Eyal Press in The Nation:

ScreenHunter_1824 Mar. 30 22.42In the spring of 2008, a graduate student named Matthew Desmond began renting out a trailer in a mobile-home park on the south side of Milwaukee. Like much of the south side, the park’s population was predominantly poor and white, with an outsize number of its residents addicted to drugs or working as prostitutes. After four months, Desmond moved to an equally impoverished, predominantly black neighborhood on the north side of Milwaukee, into a duplex bordering an alley covered in gang graffiti. Unlike most of his neighbors, Desmond didn’t live in these places because he had no better options. He was an ethnographer interested in studying the dynamics of eviction, a familiar ritual at his fieldwork sites, where movers arrived seemingly every day to dump the possessions of another evicted tenant on the curb. How often did this actually happen? No one knew. When Desmond searched for data on the eviction rate in Milwaukee, he couldn’t find much.

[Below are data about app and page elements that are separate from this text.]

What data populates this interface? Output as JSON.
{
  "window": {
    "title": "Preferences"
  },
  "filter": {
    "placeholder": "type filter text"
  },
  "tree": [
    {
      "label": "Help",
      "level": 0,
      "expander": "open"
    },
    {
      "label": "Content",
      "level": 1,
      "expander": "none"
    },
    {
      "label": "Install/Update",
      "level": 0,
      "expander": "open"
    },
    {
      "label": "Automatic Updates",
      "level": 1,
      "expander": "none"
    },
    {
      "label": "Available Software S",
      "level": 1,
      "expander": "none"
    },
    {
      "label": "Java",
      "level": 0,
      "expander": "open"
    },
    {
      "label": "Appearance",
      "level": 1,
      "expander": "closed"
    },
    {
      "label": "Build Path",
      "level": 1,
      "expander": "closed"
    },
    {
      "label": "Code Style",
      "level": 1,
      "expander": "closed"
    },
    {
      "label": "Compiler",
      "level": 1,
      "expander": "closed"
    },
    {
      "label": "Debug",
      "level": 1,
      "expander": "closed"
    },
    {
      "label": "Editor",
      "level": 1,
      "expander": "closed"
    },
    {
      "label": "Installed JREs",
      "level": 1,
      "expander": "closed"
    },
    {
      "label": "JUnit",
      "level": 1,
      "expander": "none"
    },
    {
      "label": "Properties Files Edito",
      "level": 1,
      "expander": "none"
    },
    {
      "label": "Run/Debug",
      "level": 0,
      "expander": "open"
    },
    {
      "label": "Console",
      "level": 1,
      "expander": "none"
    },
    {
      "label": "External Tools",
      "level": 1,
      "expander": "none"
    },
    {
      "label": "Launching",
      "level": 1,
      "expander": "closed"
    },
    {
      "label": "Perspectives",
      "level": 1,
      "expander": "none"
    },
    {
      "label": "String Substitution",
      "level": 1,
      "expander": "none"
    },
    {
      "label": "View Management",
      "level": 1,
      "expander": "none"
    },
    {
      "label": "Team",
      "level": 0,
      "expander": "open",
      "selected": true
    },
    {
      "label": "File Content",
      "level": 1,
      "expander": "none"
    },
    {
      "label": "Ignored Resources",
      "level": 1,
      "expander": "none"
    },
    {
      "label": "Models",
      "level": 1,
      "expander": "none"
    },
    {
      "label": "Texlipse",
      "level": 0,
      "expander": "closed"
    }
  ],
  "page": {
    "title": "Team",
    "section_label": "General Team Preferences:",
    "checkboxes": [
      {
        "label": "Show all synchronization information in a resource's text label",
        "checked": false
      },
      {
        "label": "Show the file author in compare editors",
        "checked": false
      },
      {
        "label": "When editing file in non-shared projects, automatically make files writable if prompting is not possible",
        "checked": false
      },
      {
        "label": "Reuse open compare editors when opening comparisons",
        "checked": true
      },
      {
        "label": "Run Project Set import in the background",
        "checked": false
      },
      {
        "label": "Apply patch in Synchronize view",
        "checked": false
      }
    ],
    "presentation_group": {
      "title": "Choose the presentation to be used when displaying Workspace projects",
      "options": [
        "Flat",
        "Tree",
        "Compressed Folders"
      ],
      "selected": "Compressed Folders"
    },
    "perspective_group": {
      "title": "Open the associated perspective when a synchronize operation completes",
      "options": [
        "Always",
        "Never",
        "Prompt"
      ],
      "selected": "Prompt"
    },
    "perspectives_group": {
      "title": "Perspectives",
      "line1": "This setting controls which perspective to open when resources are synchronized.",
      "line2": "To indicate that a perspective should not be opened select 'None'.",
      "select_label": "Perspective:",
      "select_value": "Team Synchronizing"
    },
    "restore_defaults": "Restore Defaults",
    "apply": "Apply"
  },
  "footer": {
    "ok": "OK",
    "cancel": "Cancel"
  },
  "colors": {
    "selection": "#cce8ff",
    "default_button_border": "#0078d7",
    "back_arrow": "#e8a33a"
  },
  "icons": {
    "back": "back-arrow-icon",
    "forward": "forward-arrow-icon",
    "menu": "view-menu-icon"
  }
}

The dearth of information might have discouraged some researchers. Desmond took it as a sign that he was onto something. Countless studies have traced the way factors like jobs, wages, and mass incarceration fuel urban poverty, but the role of housing had been curiously overlooked. Since no good data existed, he decided to oversee a survey of his own. When Desmond crunched the numbers, the results were astonishing. As it turned out, eviction wasn’t a daily event in Milwaukee; it was more like an hourly one. In a city with less than 105,000 renter households, 16,000 adults and children were being evicted every year, amounting to one in eight renters between 2009 and 2011. The movers were especially ubiquitous in black neighborhoods, where female renters were nine times as likely to be forced out of their homes as women in poor white neighborhoods.

More here.